In a finding that could have implications for backers and opponents of Initiative 502, the marijuana-legalization measure that will be on the ballot statewide in November, a British Medical Journal review of nine different studies on the impacts of driving while stoned found that driving after smoking pot nearly doubles the risk of a fatal crash. The studies only included drivers impaired by marijuana only, rather than marijuana and alcohol or other drugs. I-502 was the subject of a joint house-senate work session yesterday.

Compared to sober drivers, drivers who've smoked pot within three hours of getting behind the wheel were 92 percent more likely to cause a fatal crash, the reports, which included 50,000 drivers in different countries, concluded---and, Time reports, "The better the quality of the study, the more likely it was to show an increase in marijuana-related risk." The study concluded that the risk of minor accidents while driving stoned "remains unclear," partly because drivers in non-fatal crashes are likely to refuse drug tests.

Some medical-marijuana advocates oppose I-502 because it includes a DUI provision based on how much THC is in a driver's system, rather than whether the driver is impaired. They argue that most medical pot users are routinely above the threshold in the legislation (five nanograms per milliliter of blood) and can drive at that level without being impaired. That may be true, but cops still have to have probable cause and evidence of impairment to accuse someone of DUI.

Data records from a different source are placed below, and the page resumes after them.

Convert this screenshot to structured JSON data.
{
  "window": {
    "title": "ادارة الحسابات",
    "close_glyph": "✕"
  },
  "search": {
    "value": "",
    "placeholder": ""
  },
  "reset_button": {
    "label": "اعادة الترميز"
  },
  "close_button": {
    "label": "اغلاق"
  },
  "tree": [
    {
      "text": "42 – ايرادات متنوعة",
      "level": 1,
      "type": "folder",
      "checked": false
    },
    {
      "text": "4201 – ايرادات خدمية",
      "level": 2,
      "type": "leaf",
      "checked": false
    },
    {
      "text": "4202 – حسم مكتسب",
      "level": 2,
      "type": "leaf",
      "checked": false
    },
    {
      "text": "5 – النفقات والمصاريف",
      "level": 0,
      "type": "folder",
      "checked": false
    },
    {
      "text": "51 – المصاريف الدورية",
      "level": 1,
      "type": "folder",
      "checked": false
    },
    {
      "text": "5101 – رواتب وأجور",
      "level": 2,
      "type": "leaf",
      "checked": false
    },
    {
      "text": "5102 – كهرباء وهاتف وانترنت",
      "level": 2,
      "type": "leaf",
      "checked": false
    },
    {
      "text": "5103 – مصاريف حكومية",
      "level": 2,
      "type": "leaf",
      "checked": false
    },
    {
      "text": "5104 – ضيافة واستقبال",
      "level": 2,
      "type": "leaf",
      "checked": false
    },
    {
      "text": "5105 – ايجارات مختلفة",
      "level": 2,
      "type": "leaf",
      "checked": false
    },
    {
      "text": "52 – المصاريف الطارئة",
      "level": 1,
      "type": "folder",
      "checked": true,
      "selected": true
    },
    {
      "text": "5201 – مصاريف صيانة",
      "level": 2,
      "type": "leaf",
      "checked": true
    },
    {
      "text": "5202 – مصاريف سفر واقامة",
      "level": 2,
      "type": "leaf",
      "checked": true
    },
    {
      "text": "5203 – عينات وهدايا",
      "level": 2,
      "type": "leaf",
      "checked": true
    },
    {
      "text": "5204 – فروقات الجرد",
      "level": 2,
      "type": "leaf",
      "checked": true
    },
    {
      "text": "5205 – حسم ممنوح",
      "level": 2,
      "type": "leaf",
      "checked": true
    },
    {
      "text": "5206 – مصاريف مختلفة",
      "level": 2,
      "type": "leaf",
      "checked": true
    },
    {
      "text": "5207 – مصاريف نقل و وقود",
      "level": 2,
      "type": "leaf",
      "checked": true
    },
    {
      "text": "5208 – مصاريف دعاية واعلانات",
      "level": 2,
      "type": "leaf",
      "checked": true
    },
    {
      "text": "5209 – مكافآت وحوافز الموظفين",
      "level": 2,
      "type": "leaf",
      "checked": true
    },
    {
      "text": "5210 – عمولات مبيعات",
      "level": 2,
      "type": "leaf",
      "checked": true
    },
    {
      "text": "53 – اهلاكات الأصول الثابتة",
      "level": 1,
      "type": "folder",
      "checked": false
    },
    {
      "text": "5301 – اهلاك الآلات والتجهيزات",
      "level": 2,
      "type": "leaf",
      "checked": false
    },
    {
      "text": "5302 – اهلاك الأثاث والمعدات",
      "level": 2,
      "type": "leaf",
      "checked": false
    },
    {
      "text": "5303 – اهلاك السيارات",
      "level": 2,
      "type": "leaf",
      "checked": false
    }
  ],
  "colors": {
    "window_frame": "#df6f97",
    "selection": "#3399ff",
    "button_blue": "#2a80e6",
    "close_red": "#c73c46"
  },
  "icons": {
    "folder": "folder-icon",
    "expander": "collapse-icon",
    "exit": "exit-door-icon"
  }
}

Driving drunk, the study found, remains more dangerous than driving under the influence of marijuana.